In their book, Art Business Today: 20 Key Topics, Jos Hackforth-Jones, Director of Sotheby’s Institute in London, and Iain Robertson, Head of Art Business in London, conduct a scholarly investigation into the state of art business today. In addition to the excerpt below, you can download a complementary chapter here.
The French art market could be described as an international art entrepôt (as significant as the Anglo-American alliance) until the late 1970s. By the 1980s the art market had grown into a transnational one. Dealers and collectors from all over the world were now active participants in premier auctions taking place in the spring and the autumn.
The expansion of the market into a truly global trade rose out of the ashes of the financial crash of 1991. By the millennium, the art market had grown to include much of East Asia, parts of the Middle East, India and China. It should be explained that the spread of the market took place in dissimilar components in each territory throughout the period of in inflation. So, the international auction market thrived in the Middle East; the alpha Western dealerships profited from East Asia, while national operators from the plethora of smaller emerging markets sought to join the legion of most highly regarded galleries representing the work of cutting-edge contemporary artists at globally branded art fairs. The systemic problems of an underdeveloped cultural infrastructure were addressed by East Asia first. An institutional development programme was started in South Korea shortly a er the World Cup in that country in 2002. Taiwan had begun its museum-building programme in the 1990s, perhaps the first emerging market territory to do so. Qatar, Abu Dhabi and the city of Shanghai, in particular, devised blueprints for the twenty-first-century art world omphalos.
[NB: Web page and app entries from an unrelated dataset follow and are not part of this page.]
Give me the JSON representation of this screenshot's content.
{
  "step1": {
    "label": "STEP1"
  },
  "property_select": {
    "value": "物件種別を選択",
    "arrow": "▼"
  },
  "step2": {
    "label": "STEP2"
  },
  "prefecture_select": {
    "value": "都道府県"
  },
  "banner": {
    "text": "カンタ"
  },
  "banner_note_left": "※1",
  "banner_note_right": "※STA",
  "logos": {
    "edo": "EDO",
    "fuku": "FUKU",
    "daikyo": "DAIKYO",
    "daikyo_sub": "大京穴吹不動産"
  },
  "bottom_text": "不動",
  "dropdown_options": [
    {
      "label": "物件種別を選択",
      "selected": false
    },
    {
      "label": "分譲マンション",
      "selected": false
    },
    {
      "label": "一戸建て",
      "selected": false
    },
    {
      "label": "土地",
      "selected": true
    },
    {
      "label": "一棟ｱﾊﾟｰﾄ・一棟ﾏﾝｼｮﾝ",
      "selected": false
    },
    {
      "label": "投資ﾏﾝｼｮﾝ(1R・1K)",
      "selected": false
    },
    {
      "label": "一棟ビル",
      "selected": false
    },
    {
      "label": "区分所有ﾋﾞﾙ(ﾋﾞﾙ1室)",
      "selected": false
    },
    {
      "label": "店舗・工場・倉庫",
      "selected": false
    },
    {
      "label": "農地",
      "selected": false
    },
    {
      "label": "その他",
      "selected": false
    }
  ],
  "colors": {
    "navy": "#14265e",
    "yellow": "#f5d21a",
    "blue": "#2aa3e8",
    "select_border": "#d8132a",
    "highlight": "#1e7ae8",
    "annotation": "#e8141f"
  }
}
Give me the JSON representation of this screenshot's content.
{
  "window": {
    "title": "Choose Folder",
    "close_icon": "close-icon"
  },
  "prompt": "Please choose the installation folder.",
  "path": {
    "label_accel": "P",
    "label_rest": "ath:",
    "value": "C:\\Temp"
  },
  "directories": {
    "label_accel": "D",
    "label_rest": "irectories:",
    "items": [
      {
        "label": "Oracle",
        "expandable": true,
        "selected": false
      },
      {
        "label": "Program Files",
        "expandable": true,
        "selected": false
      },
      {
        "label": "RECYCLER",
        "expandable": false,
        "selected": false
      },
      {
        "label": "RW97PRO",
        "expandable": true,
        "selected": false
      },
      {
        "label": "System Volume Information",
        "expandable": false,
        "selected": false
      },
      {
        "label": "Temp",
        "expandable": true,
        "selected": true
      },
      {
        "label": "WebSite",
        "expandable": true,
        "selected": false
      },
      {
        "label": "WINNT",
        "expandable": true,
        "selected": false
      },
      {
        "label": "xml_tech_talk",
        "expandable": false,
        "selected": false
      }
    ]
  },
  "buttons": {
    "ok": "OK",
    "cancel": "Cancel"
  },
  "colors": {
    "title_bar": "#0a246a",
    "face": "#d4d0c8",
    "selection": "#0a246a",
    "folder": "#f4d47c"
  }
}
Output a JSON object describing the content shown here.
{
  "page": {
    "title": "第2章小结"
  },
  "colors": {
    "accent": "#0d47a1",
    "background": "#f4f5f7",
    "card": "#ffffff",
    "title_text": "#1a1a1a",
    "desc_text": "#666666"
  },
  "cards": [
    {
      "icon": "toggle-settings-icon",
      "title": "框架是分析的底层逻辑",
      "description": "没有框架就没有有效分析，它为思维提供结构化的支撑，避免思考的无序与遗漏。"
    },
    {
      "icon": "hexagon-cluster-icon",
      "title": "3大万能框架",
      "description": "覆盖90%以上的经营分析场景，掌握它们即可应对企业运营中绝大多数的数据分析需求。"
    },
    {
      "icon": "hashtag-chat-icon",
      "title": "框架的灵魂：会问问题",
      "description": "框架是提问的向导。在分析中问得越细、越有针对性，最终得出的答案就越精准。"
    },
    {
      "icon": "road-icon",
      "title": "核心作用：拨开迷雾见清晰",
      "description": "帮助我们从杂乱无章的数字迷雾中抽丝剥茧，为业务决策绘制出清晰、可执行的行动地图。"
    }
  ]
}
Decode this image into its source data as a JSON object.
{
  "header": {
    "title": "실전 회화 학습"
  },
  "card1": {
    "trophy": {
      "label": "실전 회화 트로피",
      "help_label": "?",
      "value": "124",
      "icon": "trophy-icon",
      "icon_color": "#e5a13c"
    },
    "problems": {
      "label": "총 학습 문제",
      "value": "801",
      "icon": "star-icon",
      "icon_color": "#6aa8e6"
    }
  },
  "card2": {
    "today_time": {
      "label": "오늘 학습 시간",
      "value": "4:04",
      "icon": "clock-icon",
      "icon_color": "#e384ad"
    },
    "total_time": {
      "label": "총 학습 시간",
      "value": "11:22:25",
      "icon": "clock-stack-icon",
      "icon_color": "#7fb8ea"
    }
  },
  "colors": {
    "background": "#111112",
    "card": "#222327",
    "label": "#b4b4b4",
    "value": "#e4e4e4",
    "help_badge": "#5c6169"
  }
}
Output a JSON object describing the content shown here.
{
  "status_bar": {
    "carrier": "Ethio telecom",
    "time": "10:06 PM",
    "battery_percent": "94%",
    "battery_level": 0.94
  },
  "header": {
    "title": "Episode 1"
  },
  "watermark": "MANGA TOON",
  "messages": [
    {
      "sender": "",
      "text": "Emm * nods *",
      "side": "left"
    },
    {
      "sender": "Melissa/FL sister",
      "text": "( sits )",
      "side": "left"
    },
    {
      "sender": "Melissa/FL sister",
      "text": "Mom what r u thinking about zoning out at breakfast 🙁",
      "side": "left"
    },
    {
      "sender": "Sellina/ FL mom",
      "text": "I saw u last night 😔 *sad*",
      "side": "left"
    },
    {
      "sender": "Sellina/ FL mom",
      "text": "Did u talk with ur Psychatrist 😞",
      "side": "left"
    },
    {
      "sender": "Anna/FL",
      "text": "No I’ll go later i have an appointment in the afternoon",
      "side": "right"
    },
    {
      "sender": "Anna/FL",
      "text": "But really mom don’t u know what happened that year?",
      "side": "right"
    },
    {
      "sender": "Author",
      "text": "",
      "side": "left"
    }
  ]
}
Today the Internet has, theoretically, enabled more territories to participate in an art fest. But the online vehicles that provide sales platforms and information sources, and as a result make the market more transparent and accessible, have hit obstacles from other overarching ecosystems. In a similar way, product differentiation exemplified in the new and specialist sub-sectors of photography and twentieth-century and contemporary design is subject to seismic compulsions outside the art world.